I bumped into a friend/colleague the other day on the street and had a great chat about public art and whatnot. Later, I received an email from him, but didn’t get it right away because my email forwarding wasn’t working. When I did finally open it, rather than reply right away, I had seen something on twitter he might appreciate, so I immediately jumped on twitter to mention it to him.
And … crickets.
He wasn’t there.
I couldn’t quite grasp this, thinking he must have changed his profile or something. I have known him as an extremely prolific tweeter. So I emailed and he confirmed that he had left twitter. And, even more dramatic, deleted all his social media profiles. Gasp!
I confess, one of my first thoughts was, “Aaack — but you had so many followers (in the thousands) and “you only followed a few hundred” – your follower/followee ratio* was fantastic! “….
I admired his decisive move to cut the ties to the hive mind and lose the what he called “junk language” to focus on his own work and keep critical thinking free from the sometimes banal or trivial tone of these spaces.

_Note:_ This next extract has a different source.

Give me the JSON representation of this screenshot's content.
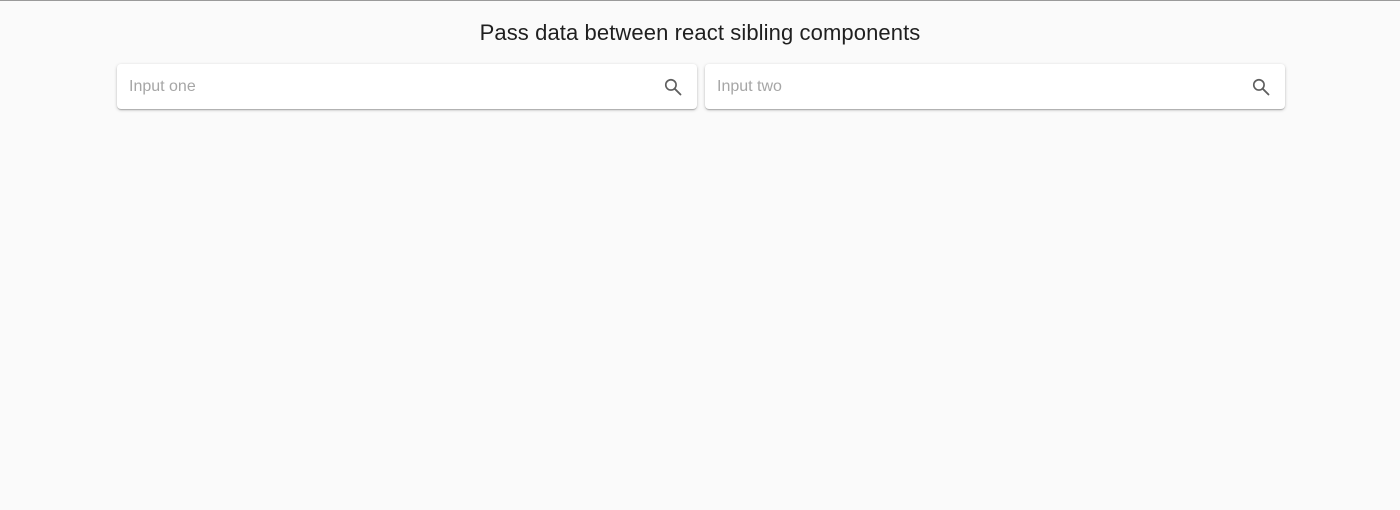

He is not alone in his flight from social media. In the last couple of weeks, 2 other people that I know have also dropped off the airwaves. I also deleted that you-know-who app from my phone, and after a few days of withdrawal noticed I hardly ever go there anymore. And generally get a bit of the doldrums when I do. I wrote about social media fatigue in the spring.
What To Do When You Leave The Shoe

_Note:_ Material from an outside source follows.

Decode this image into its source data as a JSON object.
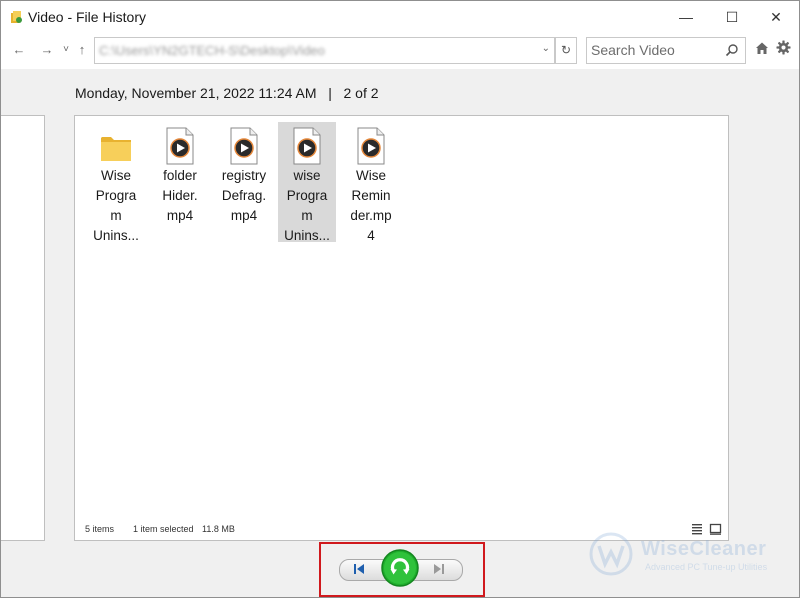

So if you’re considering leaving the hive mind, here are some tips for off-roading:
- If you’re using social media for professional purposes, it’s a good idea to keep the profile live. You could tweet something simple “Not currently keeping this account active” and change your bio line to emphasize where to reach you (like your website (which should already be there of course) – or linkedin …)
- Announce or have a status report on your departure. Although there’s no need to announce if you’re only taking a short break— like a few days, or hours;). Consider if this is a temporary (like 1-3 months ) absence or a longer term. Your profiles should reflect that.

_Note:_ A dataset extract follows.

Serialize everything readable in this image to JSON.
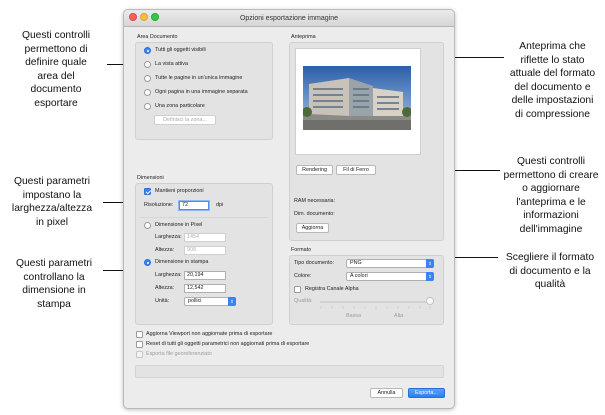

- Unless you’re taking the Kurt Vonnegut approach. Then by all means delete and be done with it.
- The return. When you come back, you don’t need to say “blowing the dust off this account”. Just start tweeting, posting etc. No one cares about the dust. Unless they are an archivist. Or you’re famous, in which case you have a handler, and probably aren’t even allowed to tweet by yourself.
- The return if you went AWOL by a total delete: If you want to start completely fresh, with new friends, new followers then you might want to consider more carefully how many accounts you keep live, how many people you follow / friend etc. It was the overwhelming noise that drove you away in the first place, no? Why go all hustle and bustle right away?
If you want to disappear completely, well good luck with that. It’s a challenge to wipe away all traces, but I’m sure it can be done.